When your birthday approaches, Facebook will try and encourage you to create a fundraiser to support a cause that you care about and the social network will take care of the donation process. According to the in-app prompt, Zuck and co report that R26bn was raised last year, alone.
I've become obsessed with crowdfunding over the past 12-18 months, based on our MatchKit.co learnings. We've been fortunate enough to be the recipients of both grant funding and comprehensive mentorship from Rand Merchant Investment Holdings' AlphaCode accelerator program, which challenges us - weekly - to hypothesise and then experiment with our platform's features and relevance to our market.
We launched MatchKit in the midst of hard lockdown in 2020 to help athletes better commercialise their careers - in a bid to accelerate their off-field opportunities - as this was all they had at their disposal to generate revenue in an event-less, fan-less, soul-less new normal.
If you relied on sponsorship budgets to put bread on your table in 2020 and beyond, the likelihood was that you were heading for a starvation diet.
One of our first, low-cost experiments was to convert the built-in charity (Foundation) page of an athlete's MatchKit to the upgraded, word-smithed, Crowdfund page. It cost us no time, money and little effort. The 99% athlete had now become their own charity case - having lost the financial support of sponsors - so it made sense to change the label on our page's package, accordingly.
The startup world is often serendipitous. Sometimes a conversation results in dot-connection that is greater than you could possibly mood-board.
We met the coaching staff of SA Hockey - a sporting body that had been prohibited from competing at the Rio Olympics - based on internal decision makers at SASCOC, even though both the men's and women's teams were ranked number one on the continent. We offered our tech as a platform to showcase the individual hockey player personal brands and the newly-updated crowdfunding opportunity.
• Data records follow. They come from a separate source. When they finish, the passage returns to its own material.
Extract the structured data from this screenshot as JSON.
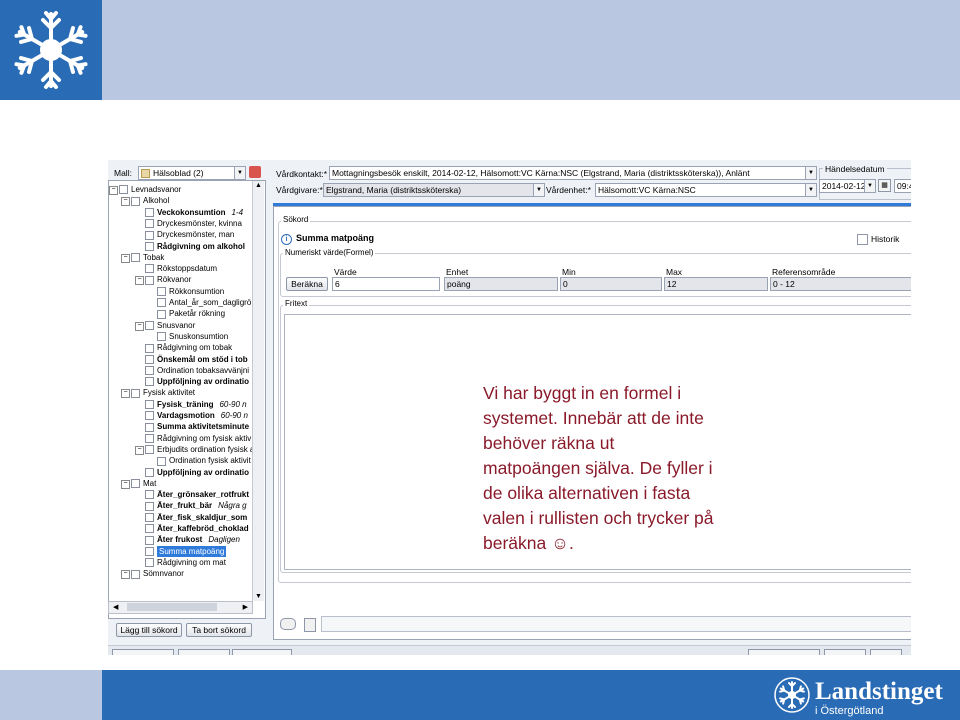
{
  "slide": {
    "overlay_lines": [
      "Vi har byggt in en formel i",
      "systemet. Innebär att de inte",
      "behöver räkna ut",
      "matpoängen själva. De fyller i",
      "de olika alternativen i fasta",
      "valen i rullisten och trycker på",
      "beräkna ☺."
    ],
    "brand_name": "Landstinget",
    "brand_sub": "i Östergötland",
    "colors": {
      "band_light": "#b9c7e1",
      "band_dark": "#2a6bb5",
      "overlay_text": "#8a1a2a"
    }
  },
  "toolbar": {
    "mall_label": "Mall:",
    "mall_value": "Hälsoblad (2)",
    "vardkontakt_label": "Vårdkontakt:*",
    "vardkontakt_value": "Mottagningsbesök enskilt, 2014-02-12, Hälsomott:VC Kärna:NSC (Elgstrand, Maria (distriktssköterska)), Anlänt",
    "vardgivare_label": "Vårdgivare:*",
    "vardgivare_value": "Elgstrand, Maria (distriktssköterska)",
    "vardenhet_label": "Vårdenhet:*",
    "vardenhet_value": "Hälsomott:VC Kärna:NSC",
    "handelsedatum_label": "Händelsedatum",
    "date_value": "2014-02-12",
    "time_value": "09:4"
  },
  "tree": {
    "items": [
      {
        "label": "Levnadsvanor",
        "level": 0,
        "bold": false
      },
      {
        "label": "Alkohol",
        "level": 1,
        "bold": false
      },
      {
        "label": "Veckokonsumtion",
        "level": 2,
        "bold": true,
        "value": "1-4"
      },
      {
        "label": "Dryckesmönster, kvinna",
        "level": 2,
        "bold": false
      },
      {
        "label": "Dryckesmönster, man",
        "level": 2,
        "bold": false
      },
      {
        "label": "Rådgivning om alkohol",
        "level": 2,
        "bold": true
      },
      {
        "label": "Tobak",
        "level": 1,
        "bold": false
      },
      {
        "label": "Rökstoppsdatum",
        "level": 2,
        "bold": false
      },
      {
        "label": "Rökvanor",
        "level": 2,
        "bold": false
      },
      {
        "label": "Rökkonsumtion",
        "level": 3,
        "bold": false
      },
      {
        "label": "Antal_år_som_dagligrö",
        "level": 3,
        "bold": false
      },
      {
        "label": "Paketår rökning",
        "level": 3,
        "bold": false
      },
      {
        "label": "Snusvanor",
        "level": 2,
        "bold": false
      },
      {
        "label": "Snuskonsumtion",
        "level": 3,
        "bold": false
      },
      {
        "label": "Rådgivning om tobak",
        "level": 2,
        "bold": false
      },
      {
        "label": "Önskemål om stöd i tob",
        "level": 2,
        "bold": true
      },
      {
        "label": "Ordination tobaksavvänjni",
        "level": 2,
        "bold": false
      },
      {
        "label": "Uppföljning av ordinatio",
        "level": 2,
        "bold": true
      },
      {
        "label": "Fysisk aktivitet",
        "level": 1,
        "bold": false
      },
      {
        "label": "Fysisk_träning",
        "level": 2,
        "bold": true,
        "value": "60-90 n"
      },
      {
        "label": "Vardagsmotion",
        "level": 2,
        "bold": true,
        "value": "60-90 n"
      },
      {
        "label": "Summa aktivitetsminute",
        "level": 2,
        "bold": true
      },
      {
        "label": "Rådgivning om fysisk aktiv",
        "level": 2,
        "bold": false
      },
      {
        "label": "Erbjudits ordination fysisk a",
        "level": 2,
        "bold": false
      },
      {
        "label": "Ordination fysisk aktivit",
        "level": 3,
        "bold": false
      },
      {
        "label": "Uppföljning av ordinatio",
        "level": 2,
        "bold": true
      },
      {
        "label": "Mat",
        "level": 1,
        "bold": false
      },
      {
        "label": "Äter_grönsaker_rotfrukt",
        "level": 2,
        "bold": true
      },
      {
        "label": "Äter_frukt_bär",
        "level": 2,
        "bold": true,
        "value": "Några g"
      },
      {
        "label": "Äter_fisk_skaldjur_som",
        "level": 2,
        "bold": true
      },
      {
        "label": "Äter_kaffebröd_choklad",
        "level": 2,
        "bold": true
      },
      {
        "label": "Äter frukost",
        "level": 2,
        "bold": true,
        "value": "Dagligen"
      },
      {
        "label": "Summa matpoäng",
        "level": 2,
        "bold": false,
        "selected": true
      },
      {
        "label": "Rådgivning om mat",
        "level": 2,
        "bold": false
      },
      {
        "label": "Sömnvanor",
        "level": 1,
        "bold": false
      }
    ]
  },
  "left_buttons": {
    "add": "Lägg till sökord",
    "remove": "Ta bort sökord"
  },
  "sokord": {
    "group_label": "Sökord",
    "title": "Summa matpoäng",
    "historik_label": "Historik",
    "numeric_group_label": "Numeriskt värde(Formel)",
    "columns": [
      "Värde",
      "Enhet",
      "Min",
      "Max",
      "Referensområde"
    ],
    "berakna_label": "Beräkna",
    "value": "6",
    "unit": "poäng",
    "min": "0",
    "max": "12",
    "reference": "0 - 12",
    "fritext_label": "Fritext"
  }
}
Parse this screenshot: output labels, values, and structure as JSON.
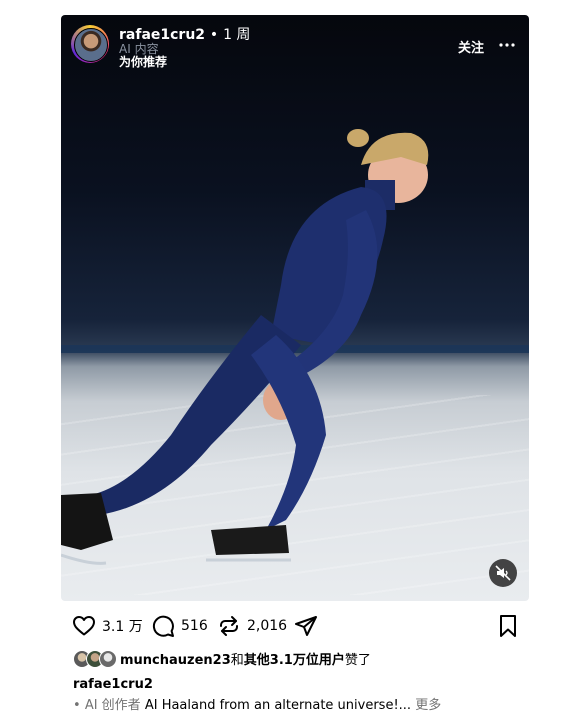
{
  "post": {
    "username": "rafae1cru2",
    "separator": "•",
    "time": "1 周",
    "ai_label": "AI 内容",
    "recommendation": "为你推荐",
    "follow_label": "关注"
  },
  "icons": {
    "more": "more-horizontal-icon",
    "mute": "speaker-muted-icon",
    "like": "heart-icon",
    "comment": "comment-bubble-icon",
    "repost": "repost-icon",
    "share": "send-icon",
    "save": "bookmark-icon"
  },
  "actions": {
    "likes": "3.1 万",
    "comments": "516",
    "reposts": "2,016"
  },
  "liked_by": {
    "user": "munchauzen23",
    "connector": "和",
    "others": "其他3.1万位用户",
    "suffix": "赞了"
  },
  "caption": {
    "username": "rafae1cru2",
    "bullet": "•",
    "ai_creator": "AI 创作者",
    "text": "AI Haaland from an alternate universe!...",
    "more": "更多"
  }
}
The team shared their various links, leveraged their personal and professional networks and the crowdfunding campaign gained momentum:
The hype-machine went into overdrive from this moment on, as local and international reporters and influencers were dumbfounded that a national sporting body had to resort to running a crowdfunding campaign, in order to pay for itself to attend an Olympics that it had already qualified for. The coverage peaked when the story made its way onto Carte Blanche - SA's bastion of investigative reporting.
SA Hockey received formal funding to attend Tokyo as well as a cheque for R215,000 from its crowdfunding initiative.
Fast forward to the end of the Games and formal communication was distributed to media (on Women's Day of all days) that our medallists - Tatjana Schoenmaker and Bianca Buitendag - wouldn't be receiving medal bonuses after the precedent had been set at prior Olympics. I called 'bullshit!', or rather tweeted it: The situation snowballed, several corporates and individuals reached out and once again we offered up our tech to right this righteous, wrong.
R100,000 raised in the first hour and R400,000 a few days later. Some other influential community members and brands entered the fray and within a week, the total, collective effort resulted in a raise north of R1,000,000. If you have ever worked in the agency space, you will understand the hoops you'd have to jump through, and innumerable presentations you'd have to deliver in order to have sign-off on this quantum.
The most inspiring result of this campaign is witnessing the countless athletes - from truly fringe sports - launching MatchKit profiles and running their own crowdfunding campaigns by leveraging their friends, family and SME networks. The likes of a mountain biker who has raised R10,000 per month over two successive months, after her sponsors succumbed to the perils of the pandemic, and a triathlete trying to fund his own way to Bermuda for world champs. We look forward to documenting the tens, hundreds and eventually thousands of athlete stories where their excellence has been aided by this form of digital financing.
According to Fundly, the global amount raised by crowdfunding campaigns in 2019 was in the thirties of USD billion. It was estimated that 6,445,080 crowdfunding campaigns were hosted globally in 2019 and this is expected to triple by 2025.
The world of capital continues to evolve in ways we couldn't imagine just 24 months ago, and with the rise of cryptocurrencies and creative, financial blockchain-based offerings such as NFTs, there are more opportunities than ever for athletes to raise cash.
Investing time and energy in your friends and family who have an emotional connection with you, as opposed to chasing hypothetical backing from brands or sponsors with purses that are more constricted than ever, suggests that crowdfunding or Friendsorship has the ability to level the financial playing field, to ensure you focus on performing at your best, on the field.